▼
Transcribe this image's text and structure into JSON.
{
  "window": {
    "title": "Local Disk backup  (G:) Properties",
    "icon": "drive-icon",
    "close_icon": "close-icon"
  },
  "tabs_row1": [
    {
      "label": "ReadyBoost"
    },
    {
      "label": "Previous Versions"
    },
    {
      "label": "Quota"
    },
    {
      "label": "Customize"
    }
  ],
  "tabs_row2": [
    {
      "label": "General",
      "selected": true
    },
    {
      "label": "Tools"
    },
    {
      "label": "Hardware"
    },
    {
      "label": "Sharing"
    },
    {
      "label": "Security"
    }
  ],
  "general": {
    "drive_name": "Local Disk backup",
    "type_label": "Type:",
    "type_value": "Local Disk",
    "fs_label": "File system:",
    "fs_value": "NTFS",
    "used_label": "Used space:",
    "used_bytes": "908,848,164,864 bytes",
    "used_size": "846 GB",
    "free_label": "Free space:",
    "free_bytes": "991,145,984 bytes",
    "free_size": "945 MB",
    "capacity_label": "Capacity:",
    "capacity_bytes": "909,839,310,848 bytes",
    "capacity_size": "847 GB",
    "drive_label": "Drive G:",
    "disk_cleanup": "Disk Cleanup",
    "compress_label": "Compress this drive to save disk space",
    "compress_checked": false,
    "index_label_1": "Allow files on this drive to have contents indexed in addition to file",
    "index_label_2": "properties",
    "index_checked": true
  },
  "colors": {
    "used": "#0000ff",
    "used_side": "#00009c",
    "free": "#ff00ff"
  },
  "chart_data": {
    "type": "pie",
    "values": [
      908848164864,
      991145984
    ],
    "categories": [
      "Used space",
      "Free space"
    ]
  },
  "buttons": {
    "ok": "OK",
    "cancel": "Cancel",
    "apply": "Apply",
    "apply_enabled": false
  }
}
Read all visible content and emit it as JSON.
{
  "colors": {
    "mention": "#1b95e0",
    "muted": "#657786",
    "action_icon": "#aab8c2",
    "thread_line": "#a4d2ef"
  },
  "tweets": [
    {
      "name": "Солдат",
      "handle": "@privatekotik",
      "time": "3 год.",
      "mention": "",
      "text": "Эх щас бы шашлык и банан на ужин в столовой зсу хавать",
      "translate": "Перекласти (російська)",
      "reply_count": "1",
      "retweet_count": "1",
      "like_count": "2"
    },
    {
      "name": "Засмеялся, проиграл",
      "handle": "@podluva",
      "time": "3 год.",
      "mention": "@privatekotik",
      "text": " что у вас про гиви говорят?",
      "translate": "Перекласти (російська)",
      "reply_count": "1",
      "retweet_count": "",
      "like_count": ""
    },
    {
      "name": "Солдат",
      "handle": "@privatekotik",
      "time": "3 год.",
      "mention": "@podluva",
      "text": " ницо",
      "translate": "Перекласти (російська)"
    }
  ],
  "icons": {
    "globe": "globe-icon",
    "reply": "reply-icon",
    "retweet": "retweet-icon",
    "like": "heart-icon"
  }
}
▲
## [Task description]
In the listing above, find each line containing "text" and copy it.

## [Completed task]
Transcribe this image's text and structure into JSON.
      "text": "Эх щас бы шашлык и банан на ужин в столовой зсу хавать",
      "text": " что у вас про гиви говорят?",
      "text": " ницо",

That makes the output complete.